Recent and upcoming episodic titles
His Dark Materials (BBC/HBO); The Witcher (Netflix); See (Apple TV+); The Crown (Netflix); A Christmas Carol (BBC); The Marvellous Mrs Maisel (Amazon); Watchmen (HBO).
Any projects that you have been approached for?
We’ve got some incredibly exciting projects on the cards, but unfortunately we’re not allowed to talk about them just now.
Would you say that filmmakers in the current times are progressively coming around to the importance of VFX?
It’s definitely being seen as a fundamental part of the film-making process nowadays. When people think of VFX they might typically think of superhero films, sci-fi epics and fantasy titles, but our work goes far beyond this. We’ve provided ‘invisible FX’ for films like Downton Abbey, while a film like The Aeronauts – a period adventure film where most of the action takes place in a hot air balloon – relied heavily on photorealistic CG environments.
Topics like digital humans, AI and de-aging are also coming more and more to the fore, and being utilised by directors across the film-making spectrum.
Lastly, what advice would you give to the aspirants and budding VFX artists who would like to work with your studio?
On a practical level, it’s important to have a great showreel – one that demonstrates your talent and the breadth of your work, but also passion and flair for a particular department or specialism. Equally important for us, however, is outlook and ethos.
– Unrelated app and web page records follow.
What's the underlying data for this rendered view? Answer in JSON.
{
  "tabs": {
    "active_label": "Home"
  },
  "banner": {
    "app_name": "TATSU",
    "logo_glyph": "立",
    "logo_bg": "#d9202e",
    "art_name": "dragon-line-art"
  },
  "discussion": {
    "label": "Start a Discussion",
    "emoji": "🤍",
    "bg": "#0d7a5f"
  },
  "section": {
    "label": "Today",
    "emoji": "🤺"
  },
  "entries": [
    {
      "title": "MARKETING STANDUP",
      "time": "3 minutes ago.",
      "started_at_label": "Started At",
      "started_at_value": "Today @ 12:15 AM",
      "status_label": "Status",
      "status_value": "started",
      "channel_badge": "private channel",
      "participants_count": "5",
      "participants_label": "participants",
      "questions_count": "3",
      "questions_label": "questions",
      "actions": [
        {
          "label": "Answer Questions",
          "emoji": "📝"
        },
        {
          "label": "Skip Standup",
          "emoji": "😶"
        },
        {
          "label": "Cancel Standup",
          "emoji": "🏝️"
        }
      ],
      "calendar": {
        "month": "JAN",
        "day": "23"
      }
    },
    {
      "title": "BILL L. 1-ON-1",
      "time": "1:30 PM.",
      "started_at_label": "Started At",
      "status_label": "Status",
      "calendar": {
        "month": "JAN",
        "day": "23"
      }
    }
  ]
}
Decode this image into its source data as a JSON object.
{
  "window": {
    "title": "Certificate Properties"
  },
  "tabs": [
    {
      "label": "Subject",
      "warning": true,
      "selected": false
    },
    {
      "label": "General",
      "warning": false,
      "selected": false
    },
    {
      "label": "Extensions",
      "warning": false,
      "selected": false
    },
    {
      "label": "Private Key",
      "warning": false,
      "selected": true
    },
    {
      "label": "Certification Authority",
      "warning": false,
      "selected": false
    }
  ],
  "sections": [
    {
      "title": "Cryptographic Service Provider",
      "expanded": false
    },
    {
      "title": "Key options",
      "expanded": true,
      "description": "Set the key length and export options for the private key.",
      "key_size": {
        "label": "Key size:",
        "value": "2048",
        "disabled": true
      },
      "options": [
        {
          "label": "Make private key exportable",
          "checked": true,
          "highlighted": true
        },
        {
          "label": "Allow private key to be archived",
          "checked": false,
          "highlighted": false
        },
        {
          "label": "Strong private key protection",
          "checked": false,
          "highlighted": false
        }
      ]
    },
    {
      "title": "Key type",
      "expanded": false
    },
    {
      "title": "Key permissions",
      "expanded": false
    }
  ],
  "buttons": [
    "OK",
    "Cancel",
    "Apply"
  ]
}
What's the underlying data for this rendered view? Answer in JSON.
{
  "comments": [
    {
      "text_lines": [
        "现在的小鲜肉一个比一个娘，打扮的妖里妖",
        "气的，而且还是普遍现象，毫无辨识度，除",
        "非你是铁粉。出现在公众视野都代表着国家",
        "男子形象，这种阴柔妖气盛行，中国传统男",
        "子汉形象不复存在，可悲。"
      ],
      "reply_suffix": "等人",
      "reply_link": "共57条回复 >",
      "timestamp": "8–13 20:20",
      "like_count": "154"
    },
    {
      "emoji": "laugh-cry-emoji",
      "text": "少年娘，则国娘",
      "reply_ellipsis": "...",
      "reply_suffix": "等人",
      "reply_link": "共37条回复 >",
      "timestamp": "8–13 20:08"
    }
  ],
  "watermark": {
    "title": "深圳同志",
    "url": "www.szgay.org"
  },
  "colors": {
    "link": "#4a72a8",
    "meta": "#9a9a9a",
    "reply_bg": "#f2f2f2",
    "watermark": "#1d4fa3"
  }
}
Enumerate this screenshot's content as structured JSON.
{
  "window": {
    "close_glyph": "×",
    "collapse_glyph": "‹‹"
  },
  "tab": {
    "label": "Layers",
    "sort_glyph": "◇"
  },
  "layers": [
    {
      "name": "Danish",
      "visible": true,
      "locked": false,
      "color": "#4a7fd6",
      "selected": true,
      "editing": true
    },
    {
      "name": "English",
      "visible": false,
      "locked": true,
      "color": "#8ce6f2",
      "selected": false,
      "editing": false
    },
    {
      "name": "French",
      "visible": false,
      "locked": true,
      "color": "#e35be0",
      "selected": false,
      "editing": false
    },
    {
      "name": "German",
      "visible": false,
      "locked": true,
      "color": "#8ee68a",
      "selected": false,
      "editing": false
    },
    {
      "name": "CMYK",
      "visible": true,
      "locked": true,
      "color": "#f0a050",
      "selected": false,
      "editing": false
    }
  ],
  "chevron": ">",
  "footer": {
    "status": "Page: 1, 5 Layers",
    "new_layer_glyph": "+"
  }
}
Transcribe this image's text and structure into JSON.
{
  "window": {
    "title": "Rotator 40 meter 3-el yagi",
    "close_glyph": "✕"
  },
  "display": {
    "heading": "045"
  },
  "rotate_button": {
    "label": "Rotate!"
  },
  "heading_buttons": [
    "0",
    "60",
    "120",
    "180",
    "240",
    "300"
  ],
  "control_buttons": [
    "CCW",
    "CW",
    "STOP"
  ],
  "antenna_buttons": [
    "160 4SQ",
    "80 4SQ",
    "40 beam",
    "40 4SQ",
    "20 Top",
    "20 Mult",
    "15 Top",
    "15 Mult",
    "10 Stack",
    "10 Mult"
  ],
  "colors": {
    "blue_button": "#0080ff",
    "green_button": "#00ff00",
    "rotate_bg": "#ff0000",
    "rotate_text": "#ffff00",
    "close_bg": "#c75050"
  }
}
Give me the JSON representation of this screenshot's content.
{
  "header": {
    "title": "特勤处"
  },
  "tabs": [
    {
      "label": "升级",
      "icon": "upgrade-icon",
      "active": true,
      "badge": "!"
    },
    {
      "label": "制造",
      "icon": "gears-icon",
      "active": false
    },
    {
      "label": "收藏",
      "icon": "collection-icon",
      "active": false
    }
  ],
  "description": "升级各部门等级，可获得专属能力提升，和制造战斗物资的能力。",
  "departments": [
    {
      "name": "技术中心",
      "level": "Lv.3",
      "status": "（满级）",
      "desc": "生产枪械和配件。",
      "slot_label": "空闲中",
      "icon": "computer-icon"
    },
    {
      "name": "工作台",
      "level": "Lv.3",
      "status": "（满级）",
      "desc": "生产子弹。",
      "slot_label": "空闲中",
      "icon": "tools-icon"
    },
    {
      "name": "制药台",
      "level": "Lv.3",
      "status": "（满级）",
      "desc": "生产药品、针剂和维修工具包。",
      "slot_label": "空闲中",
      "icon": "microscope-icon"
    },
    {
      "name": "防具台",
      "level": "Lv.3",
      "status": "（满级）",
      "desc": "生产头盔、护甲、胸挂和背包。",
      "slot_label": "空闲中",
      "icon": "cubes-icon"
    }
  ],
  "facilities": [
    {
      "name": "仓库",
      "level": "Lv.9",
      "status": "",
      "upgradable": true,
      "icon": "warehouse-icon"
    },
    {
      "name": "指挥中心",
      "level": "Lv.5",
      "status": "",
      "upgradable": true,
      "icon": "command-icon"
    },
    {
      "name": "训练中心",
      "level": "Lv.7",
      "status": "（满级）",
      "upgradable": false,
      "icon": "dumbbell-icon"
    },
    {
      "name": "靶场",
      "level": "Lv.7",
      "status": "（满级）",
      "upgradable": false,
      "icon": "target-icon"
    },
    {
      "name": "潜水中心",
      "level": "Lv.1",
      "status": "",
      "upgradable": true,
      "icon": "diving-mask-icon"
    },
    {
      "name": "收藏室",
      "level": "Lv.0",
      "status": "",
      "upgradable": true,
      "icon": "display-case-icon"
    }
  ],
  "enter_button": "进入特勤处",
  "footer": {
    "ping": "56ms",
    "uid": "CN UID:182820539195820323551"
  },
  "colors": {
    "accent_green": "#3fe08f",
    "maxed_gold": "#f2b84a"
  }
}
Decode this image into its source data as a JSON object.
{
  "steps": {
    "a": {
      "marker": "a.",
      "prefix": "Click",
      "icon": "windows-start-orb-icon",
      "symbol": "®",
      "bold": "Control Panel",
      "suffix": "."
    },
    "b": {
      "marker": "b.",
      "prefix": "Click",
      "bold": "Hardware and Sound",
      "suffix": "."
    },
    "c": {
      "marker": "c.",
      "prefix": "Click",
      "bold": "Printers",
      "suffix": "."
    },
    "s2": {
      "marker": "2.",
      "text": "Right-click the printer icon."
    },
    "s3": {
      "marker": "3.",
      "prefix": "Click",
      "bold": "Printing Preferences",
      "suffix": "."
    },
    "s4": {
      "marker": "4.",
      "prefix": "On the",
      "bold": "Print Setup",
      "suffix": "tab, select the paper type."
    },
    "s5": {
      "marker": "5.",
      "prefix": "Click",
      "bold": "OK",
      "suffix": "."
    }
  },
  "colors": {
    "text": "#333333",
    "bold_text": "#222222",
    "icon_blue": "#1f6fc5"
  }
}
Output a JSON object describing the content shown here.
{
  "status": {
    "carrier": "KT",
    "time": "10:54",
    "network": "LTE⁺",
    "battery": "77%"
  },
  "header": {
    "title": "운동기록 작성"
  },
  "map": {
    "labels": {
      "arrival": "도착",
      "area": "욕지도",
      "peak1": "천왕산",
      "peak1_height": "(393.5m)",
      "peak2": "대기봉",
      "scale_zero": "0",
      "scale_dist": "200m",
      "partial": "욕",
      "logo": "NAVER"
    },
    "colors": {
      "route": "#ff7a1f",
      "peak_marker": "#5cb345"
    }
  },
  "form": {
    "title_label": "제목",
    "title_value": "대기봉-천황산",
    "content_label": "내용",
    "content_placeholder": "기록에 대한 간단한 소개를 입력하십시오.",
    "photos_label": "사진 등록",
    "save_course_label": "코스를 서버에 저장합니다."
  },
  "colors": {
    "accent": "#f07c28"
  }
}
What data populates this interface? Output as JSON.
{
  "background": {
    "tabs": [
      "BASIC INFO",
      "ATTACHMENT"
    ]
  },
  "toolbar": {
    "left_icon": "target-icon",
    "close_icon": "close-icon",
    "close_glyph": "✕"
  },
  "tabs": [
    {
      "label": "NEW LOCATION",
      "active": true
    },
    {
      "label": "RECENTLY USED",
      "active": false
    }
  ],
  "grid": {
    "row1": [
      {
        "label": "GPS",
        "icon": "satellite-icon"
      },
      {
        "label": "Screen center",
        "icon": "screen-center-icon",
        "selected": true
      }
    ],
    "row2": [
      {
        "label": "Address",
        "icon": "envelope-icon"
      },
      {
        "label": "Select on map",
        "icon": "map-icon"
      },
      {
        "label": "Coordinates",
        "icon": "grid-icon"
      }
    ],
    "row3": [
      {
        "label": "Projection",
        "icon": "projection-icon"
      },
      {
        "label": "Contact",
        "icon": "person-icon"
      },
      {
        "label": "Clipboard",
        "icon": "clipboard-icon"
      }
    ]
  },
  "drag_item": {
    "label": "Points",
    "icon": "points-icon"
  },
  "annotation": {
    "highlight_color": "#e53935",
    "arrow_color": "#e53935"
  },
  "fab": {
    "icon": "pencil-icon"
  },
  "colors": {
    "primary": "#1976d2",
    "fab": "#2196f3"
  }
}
It’s important to be creative and technically excellent, but we also want great communicators and great collaborators who are hungry to learn, develop and share what they know with their colleagues.